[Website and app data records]
==============================
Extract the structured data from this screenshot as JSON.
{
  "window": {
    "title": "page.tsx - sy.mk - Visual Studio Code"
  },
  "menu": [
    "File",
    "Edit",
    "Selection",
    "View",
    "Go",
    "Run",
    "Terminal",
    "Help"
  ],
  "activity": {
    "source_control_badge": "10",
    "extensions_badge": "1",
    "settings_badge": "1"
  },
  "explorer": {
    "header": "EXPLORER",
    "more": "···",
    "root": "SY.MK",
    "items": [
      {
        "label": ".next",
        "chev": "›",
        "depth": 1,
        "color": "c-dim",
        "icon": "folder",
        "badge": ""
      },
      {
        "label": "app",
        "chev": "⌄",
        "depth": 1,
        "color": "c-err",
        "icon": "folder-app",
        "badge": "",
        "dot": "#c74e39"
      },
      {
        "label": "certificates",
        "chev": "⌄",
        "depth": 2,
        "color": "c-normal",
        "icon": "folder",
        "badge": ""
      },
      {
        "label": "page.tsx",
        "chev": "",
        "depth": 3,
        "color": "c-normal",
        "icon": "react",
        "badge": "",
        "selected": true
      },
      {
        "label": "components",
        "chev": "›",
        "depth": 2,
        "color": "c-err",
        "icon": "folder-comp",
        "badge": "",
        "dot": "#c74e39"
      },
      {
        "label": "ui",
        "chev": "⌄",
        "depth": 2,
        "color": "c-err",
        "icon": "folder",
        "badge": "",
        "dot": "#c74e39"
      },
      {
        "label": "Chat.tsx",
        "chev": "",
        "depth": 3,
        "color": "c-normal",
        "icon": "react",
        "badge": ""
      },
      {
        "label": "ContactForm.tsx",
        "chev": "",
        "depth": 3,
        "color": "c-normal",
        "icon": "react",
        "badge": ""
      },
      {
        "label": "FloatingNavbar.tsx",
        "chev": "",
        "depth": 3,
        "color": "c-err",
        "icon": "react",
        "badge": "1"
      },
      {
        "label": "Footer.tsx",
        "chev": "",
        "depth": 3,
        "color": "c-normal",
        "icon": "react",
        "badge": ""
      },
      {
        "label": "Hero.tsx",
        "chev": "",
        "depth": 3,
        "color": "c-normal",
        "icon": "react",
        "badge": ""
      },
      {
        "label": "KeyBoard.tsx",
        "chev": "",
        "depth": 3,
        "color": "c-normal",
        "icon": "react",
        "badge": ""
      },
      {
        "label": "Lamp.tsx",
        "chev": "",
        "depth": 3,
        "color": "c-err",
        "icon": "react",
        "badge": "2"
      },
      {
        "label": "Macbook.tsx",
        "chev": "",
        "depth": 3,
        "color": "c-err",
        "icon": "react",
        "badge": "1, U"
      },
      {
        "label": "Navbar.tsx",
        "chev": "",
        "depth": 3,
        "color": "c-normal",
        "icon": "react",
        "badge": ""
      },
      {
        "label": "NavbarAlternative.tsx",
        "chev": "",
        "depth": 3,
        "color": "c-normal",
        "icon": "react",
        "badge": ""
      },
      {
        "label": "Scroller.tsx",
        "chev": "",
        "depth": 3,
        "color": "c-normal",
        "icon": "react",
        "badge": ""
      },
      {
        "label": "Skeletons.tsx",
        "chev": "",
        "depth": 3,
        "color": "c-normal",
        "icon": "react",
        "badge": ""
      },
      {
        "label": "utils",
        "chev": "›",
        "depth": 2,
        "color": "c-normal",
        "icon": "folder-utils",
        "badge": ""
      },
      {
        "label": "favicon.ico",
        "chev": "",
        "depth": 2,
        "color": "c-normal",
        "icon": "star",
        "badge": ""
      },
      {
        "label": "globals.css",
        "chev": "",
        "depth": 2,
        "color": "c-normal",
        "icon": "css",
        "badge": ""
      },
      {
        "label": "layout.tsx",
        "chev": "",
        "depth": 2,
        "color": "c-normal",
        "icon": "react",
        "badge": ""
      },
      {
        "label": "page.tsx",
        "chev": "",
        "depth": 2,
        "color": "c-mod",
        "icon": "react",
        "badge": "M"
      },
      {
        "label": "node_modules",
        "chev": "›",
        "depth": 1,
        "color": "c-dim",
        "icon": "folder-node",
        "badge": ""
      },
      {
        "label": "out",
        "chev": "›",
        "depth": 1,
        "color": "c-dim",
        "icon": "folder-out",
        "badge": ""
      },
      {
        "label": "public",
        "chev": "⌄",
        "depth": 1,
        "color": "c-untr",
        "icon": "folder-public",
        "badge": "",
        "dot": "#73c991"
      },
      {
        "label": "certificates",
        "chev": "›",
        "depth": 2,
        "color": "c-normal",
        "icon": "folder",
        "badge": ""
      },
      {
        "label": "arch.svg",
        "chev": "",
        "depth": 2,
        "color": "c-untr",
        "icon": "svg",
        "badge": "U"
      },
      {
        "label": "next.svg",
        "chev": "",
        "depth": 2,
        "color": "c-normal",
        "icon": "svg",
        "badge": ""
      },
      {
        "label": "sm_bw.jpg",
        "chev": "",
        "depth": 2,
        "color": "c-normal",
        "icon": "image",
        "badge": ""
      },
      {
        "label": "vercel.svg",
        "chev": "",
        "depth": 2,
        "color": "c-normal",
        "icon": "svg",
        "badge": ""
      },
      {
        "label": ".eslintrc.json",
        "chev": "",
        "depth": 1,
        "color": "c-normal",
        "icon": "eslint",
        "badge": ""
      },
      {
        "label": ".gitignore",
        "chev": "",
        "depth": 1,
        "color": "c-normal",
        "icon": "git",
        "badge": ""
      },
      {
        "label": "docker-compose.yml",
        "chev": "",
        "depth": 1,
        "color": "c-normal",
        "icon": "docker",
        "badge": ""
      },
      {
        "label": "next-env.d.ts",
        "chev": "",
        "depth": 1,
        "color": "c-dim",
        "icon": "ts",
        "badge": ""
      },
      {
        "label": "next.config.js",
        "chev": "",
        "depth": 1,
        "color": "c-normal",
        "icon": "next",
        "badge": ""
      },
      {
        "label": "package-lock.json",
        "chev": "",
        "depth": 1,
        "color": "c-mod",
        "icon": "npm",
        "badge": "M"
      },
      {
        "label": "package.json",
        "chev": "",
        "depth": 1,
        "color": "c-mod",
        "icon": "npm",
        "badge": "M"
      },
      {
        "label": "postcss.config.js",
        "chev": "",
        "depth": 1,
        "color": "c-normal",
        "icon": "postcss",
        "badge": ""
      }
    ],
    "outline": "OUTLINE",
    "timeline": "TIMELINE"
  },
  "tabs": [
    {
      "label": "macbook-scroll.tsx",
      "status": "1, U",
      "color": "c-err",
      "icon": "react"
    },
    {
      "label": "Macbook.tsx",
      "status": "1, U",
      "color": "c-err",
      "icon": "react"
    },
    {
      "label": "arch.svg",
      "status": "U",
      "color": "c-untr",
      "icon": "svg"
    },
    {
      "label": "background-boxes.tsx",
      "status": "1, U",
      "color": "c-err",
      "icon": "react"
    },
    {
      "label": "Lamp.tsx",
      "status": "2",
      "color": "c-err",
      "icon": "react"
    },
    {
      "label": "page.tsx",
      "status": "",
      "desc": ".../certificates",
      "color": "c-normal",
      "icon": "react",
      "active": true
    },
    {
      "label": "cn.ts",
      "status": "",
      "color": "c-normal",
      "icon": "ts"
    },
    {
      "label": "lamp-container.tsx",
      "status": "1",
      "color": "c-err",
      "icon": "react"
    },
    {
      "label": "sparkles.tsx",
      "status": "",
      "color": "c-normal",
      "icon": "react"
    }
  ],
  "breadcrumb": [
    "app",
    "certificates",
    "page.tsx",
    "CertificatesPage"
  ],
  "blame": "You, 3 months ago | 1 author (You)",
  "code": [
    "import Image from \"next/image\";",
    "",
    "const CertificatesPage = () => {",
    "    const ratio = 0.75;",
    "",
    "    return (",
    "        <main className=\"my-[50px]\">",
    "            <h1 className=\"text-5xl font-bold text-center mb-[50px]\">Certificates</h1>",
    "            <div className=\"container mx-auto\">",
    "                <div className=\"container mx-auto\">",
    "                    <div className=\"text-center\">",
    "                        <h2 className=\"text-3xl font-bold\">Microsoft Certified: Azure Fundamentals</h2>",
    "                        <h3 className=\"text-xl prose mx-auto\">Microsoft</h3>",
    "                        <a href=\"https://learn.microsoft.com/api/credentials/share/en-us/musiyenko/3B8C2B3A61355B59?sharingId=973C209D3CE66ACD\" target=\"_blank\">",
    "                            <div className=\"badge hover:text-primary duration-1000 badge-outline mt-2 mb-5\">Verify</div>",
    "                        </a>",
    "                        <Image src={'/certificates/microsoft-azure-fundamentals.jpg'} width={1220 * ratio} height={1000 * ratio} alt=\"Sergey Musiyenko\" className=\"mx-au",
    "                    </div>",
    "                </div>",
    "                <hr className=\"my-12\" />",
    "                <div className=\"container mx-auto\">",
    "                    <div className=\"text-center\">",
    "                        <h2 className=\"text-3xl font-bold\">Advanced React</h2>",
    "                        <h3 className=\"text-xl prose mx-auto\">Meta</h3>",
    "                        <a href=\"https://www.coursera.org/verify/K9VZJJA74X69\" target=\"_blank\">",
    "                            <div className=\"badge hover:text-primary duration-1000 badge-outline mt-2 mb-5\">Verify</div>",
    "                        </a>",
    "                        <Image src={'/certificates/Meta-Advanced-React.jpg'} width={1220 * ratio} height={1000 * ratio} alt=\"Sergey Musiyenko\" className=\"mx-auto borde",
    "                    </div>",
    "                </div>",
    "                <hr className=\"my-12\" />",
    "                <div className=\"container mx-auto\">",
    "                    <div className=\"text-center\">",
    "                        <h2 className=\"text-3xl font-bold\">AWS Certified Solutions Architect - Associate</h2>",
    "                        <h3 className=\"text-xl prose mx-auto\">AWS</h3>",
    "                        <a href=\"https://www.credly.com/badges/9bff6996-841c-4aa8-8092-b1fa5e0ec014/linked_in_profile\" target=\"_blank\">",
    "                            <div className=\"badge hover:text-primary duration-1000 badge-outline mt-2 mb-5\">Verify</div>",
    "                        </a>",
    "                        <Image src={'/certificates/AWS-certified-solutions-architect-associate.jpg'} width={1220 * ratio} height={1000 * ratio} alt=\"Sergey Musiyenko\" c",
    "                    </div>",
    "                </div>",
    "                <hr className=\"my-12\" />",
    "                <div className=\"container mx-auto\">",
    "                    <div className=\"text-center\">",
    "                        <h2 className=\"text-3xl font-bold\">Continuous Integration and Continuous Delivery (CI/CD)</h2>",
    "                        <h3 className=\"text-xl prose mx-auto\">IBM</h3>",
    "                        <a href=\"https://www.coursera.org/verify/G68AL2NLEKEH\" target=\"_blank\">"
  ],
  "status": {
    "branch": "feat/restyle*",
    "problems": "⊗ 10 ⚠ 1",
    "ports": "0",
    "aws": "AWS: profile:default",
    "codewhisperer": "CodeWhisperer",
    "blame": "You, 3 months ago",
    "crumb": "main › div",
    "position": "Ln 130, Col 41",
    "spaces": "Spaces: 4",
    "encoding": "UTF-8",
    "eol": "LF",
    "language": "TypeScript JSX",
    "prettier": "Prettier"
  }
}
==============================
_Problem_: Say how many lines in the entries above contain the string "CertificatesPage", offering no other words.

_Written response_: 2